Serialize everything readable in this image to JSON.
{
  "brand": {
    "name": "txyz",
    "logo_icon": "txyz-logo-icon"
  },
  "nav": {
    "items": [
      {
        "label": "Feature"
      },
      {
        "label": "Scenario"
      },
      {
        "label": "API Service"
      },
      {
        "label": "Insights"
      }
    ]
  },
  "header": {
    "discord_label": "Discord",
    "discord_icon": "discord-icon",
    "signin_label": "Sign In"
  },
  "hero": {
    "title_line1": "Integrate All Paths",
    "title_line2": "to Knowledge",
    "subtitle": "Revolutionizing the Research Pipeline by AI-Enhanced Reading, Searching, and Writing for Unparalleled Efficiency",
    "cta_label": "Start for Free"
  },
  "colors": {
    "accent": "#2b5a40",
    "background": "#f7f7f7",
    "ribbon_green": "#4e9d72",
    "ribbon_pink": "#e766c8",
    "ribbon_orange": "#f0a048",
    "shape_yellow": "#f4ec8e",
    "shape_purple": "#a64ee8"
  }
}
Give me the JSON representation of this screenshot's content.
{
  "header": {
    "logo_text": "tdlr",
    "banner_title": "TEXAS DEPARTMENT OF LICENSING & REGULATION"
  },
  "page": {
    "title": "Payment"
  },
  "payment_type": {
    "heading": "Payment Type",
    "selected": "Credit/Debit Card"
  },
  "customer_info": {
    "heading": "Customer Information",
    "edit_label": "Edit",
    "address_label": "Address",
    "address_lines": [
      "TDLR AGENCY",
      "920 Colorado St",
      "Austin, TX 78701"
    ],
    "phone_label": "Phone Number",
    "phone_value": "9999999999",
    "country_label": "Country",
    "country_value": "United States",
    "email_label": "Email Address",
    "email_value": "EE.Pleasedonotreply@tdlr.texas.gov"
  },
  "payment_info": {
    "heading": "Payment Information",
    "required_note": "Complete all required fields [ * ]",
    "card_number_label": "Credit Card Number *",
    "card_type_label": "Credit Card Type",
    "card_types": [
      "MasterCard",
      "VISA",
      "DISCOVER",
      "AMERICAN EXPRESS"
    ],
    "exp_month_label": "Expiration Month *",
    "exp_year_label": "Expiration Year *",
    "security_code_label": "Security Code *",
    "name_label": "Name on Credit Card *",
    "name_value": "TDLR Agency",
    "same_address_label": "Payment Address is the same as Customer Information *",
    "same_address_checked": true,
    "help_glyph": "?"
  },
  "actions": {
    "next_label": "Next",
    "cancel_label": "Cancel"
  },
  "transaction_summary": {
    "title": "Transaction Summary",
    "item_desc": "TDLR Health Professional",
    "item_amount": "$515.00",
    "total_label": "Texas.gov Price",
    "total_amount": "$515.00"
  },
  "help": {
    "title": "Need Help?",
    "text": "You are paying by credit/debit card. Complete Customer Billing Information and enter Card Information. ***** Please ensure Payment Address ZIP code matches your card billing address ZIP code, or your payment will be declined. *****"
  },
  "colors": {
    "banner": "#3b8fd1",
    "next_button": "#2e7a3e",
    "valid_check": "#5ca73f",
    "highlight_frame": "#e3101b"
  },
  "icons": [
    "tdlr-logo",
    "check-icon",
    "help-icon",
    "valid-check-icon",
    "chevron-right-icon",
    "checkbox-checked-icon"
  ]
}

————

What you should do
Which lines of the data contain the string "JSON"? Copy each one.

Answer for this exercise
Serialize everything readable in this image to JSON.
Give me the JSON representation of this screenshot's content.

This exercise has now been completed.